TASK INPUT →
------------
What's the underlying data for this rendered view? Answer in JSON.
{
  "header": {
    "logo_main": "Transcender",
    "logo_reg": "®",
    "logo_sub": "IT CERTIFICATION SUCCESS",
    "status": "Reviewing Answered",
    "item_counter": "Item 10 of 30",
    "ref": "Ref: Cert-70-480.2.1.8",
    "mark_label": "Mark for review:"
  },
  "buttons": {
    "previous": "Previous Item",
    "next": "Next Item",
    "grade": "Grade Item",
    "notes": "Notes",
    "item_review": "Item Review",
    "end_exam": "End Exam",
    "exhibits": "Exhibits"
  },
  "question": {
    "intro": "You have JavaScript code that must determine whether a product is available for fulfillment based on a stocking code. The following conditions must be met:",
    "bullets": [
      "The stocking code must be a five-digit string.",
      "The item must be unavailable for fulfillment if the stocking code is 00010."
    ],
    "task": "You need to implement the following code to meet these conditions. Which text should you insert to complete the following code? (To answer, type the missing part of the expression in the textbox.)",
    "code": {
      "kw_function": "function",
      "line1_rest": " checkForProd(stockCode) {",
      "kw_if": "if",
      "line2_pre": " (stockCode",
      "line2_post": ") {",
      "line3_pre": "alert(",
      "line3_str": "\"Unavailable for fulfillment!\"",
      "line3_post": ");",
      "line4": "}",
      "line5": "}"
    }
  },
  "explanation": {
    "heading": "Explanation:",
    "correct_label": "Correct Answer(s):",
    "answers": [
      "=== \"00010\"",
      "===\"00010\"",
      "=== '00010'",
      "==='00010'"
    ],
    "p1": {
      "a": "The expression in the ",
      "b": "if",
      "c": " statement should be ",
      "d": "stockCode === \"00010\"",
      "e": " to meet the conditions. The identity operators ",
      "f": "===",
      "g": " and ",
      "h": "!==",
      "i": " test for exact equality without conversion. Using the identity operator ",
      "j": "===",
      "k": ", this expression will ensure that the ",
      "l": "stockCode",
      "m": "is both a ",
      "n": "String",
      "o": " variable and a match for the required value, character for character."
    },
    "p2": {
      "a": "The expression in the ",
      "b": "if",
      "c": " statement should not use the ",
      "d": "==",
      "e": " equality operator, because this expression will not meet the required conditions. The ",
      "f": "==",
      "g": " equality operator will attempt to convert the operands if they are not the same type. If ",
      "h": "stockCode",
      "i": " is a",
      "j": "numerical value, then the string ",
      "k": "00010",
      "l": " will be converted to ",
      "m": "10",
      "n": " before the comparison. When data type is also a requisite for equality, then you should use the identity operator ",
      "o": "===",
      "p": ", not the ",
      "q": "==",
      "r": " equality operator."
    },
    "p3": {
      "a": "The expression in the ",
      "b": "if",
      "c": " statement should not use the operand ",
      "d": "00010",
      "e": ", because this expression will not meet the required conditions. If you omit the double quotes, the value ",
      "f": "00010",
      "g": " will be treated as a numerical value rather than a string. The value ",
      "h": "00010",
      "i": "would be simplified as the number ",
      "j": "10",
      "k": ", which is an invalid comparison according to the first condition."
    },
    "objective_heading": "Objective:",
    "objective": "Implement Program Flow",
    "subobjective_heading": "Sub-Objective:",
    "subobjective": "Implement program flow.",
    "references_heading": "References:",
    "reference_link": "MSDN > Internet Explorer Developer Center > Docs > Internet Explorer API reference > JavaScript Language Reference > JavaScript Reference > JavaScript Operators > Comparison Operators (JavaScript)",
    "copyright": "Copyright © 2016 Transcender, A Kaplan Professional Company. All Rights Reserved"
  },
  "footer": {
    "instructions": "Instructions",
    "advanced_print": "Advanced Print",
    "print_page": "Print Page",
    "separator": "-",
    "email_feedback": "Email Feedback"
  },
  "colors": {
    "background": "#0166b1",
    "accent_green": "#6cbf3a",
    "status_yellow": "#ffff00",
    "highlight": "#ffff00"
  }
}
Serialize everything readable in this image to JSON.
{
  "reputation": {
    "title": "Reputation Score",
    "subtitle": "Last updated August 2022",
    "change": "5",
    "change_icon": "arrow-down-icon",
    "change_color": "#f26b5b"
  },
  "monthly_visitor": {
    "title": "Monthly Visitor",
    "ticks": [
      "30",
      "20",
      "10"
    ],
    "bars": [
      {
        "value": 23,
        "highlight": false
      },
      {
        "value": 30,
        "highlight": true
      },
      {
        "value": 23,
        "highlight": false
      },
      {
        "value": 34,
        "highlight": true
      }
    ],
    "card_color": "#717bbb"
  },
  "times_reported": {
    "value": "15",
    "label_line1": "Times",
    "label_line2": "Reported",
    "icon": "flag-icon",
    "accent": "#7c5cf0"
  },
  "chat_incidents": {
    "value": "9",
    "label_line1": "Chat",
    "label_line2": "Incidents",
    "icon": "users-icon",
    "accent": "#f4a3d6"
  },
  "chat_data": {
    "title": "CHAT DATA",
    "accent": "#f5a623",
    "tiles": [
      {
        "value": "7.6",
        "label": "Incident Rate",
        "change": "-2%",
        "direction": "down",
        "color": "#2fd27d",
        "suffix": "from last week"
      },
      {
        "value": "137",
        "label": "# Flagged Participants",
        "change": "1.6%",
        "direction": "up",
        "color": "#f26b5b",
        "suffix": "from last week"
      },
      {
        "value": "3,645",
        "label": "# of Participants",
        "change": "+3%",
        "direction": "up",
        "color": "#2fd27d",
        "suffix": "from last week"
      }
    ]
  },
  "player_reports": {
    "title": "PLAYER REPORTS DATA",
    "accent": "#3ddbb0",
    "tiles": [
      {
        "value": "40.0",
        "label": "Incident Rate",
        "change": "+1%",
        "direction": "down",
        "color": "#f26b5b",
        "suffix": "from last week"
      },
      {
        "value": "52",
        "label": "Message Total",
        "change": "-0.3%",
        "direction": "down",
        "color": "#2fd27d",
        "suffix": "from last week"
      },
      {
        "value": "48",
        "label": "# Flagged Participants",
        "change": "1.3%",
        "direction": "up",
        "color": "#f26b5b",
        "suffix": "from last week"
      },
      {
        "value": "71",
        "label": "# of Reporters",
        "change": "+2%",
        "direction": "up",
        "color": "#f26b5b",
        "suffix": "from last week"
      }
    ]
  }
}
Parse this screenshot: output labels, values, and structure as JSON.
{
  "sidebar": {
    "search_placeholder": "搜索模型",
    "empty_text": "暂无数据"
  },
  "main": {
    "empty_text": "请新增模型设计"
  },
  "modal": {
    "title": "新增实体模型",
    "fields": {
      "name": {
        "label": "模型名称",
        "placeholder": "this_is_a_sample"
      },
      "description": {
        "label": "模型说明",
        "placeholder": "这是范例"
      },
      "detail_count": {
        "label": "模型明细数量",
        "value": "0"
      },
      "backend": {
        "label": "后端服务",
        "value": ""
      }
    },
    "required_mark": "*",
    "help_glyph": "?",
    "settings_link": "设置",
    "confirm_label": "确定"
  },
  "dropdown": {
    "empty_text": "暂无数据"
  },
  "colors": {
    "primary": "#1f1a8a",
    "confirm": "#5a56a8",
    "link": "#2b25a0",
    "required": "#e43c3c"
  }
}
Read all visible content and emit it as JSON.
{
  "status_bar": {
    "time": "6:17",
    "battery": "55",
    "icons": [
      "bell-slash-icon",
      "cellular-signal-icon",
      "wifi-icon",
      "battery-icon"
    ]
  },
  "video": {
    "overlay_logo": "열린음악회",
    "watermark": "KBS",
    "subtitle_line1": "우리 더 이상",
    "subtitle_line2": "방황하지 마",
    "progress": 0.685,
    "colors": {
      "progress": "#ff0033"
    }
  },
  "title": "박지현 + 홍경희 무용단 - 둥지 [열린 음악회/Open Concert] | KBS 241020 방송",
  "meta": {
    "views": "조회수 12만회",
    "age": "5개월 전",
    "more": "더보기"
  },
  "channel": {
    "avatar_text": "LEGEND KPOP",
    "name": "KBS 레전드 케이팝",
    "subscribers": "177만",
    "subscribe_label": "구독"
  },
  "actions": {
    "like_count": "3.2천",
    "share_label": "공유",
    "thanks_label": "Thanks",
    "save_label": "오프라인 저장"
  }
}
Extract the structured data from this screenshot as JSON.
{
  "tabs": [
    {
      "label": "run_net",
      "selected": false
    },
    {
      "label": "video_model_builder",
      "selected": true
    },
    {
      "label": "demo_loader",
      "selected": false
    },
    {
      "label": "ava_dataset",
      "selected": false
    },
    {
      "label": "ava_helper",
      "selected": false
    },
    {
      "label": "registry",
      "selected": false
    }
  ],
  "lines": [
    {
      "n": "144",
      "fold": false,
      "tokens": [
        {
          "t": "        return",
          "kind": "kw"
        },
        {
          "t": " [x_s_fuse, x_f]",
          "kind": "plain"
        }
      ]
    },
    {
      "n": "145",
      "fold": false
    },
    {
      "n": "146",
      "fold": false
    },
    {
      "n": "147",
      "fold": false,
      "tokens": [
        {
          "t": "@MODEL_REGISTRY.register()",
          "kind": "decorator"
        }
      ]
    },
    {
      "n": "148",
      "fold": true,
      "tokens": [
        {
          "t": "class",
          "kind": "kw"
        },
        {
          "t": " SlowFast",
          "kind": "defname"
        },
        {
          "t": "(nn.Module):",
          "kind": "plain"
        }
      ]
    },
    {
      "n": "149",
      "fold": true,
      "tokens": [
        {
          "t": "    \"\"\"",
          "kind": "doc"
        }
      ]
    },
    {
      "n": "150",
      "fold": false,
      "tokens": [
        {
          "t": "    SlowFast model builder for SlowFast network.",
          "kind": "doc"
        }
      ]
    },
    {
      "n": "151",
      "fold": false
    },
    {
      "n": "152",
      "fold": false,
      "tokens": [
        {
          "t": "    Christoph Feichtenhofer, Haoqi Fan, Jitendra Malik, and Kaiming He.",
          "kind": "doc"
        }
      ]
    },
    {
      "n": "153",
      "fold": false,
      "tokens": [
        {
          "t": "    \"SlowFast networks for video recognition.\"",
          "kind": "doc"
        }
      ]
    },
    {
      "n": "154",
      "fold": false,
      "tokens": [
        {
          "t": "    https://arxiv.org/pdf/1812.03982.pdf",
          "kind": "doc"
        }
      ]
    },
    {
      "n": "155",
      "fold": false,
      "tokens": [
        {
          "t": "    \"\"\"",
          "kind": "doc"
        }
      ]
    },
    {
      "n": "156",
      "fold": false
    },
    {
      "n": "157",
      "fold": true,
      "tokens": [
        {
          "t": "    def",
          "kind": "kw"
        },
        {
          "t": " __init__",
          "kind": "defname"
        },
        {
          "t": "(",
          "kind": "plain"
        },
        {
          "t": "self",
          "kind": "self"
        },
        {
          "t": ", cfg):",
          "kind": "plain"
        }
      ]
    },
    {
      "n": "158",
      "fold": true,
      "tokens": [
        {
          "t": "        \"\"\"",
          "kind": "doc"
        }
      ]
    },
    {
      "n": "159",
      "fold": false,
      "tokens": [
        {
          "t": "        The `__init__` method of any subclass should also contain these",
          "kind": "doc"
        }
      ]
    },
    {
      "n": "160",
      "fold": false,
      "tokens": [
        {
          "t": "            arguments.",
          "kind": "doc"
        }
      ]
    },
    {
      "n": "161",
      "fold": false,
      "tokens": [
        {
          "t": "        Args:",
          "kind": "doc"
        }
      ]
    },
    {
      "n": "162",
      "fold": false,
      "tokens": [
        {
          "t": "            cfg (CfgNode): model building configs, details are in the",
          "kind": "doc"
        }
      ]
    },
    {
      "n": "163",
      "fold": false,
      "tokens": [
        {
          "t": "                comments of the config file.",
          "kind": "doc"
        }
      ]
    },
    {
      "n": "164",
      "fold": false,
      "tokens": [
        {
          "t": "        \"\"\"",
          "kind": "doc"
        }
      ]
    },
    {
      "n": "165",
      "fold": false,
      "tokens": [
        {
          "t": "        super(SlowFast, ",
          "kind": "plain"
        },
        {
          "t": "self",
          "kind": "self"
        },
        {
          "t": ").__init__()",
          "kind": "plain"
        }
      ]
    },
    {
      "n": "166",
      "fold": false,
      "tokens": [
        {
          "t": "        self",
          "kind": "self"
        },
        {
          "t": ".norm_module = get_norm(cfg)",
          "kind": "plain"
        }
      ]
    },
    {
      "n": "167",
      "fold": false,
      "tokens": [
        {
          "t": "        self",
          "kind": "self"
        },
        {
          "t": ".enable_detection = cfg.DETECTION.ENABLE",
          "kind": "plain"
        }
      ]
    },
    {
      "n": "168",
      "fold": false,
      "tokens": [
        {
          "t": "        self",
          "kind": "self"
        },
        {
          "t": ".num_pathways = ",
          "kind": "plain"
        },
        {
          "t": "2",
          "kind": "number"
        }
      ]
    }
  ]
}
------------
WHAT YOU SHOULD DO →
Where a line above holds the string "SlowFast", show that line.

FINAL ANSWER →
          "t": " SlowFast",
          "t": "    SlowFast model builder for SlowFast network.",
          "t": "    \"SlowFast networks for video recognition.\"",
          "t": "        super(SlowFast, ",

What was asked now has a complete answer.